Finding Ways to Make it Happen

The building was targeting LEED Gold certification; it ended up achieving LEED Platinum core and shell, awarded by the USGBC. In part, this was accomplished through partnering with a real estate company and with the building’s eventual tenants. Explains Douglas, “This is a large facility – 150,000 sq. ft. – and it was a project that was too high of a risk for Discovery Parks to proceed with construction without having a pre-committed tenant. So we sold the building to Morguard Investments. Morguard, in turn, leased the entire building to The Hongkong and Shanghai Banking Corporation (HSBC), which is one of the largest banks in the world. HSBC has a facilities management sustainability goal. Some of the improvements that they made – for example, buying power in advance from a ‘green’ source – contributed points toward the LEED goals for the overall building. The building earned three extra points from these tenant improvements, pushing the certification level up to platinum.”

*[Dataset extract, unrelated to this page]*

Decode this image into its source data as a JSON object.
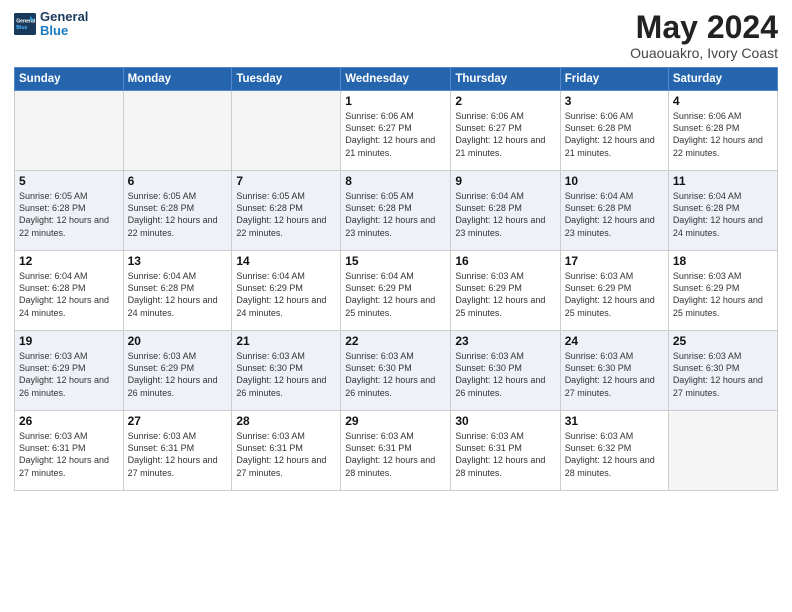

In addition to having sustainability requirements for their operations, HSBC was required to lease a green space. Similarly, Morguard liked the location of the building and its green attributes. The success on the part of DiscoveryGreen fits with a larger international trend. Over the last few years, commercial real estate groups have begun to examine the advantage that building green can have on real estate value. Generally, these groups report that green buildings have better occupancy rates, sell or rent for higher premiums, and attract more reliable, financially sound tenants.

If building owners and designers determine early on who will be using a space, and find ways to work together on sustainability goals, the overall results can be greener. Similarly, by investing in technologies that make sense financially, and not simply ones that are fashionable, the value of green real estate can be maximized.

See also: The Green Flip: LEED V3 Provides New Tools

Click Here to Download the DiscoveryGreen LEED scorecard.

Kristin Dispenza

Kristin graduated from The Ohio State University in 1988 with a B.S. in architecture and a minor in English literature. Afterward, she moved to Seattle, Washington, and began to work as a freelance design journalist, having regular assignments with Seattle’s Daily Journal of Commerce.

After returning to Ohio in 1995, her freelance activities expanded to include writing for trade publications and websites, as well as other forms of electronic media. In 2011, Kristin became the managing editor for Buildipedia.com.

Kristin has been a features writer for Buildipedia.com since January 2010. Some of her articles include:

blog comments powered by Disqus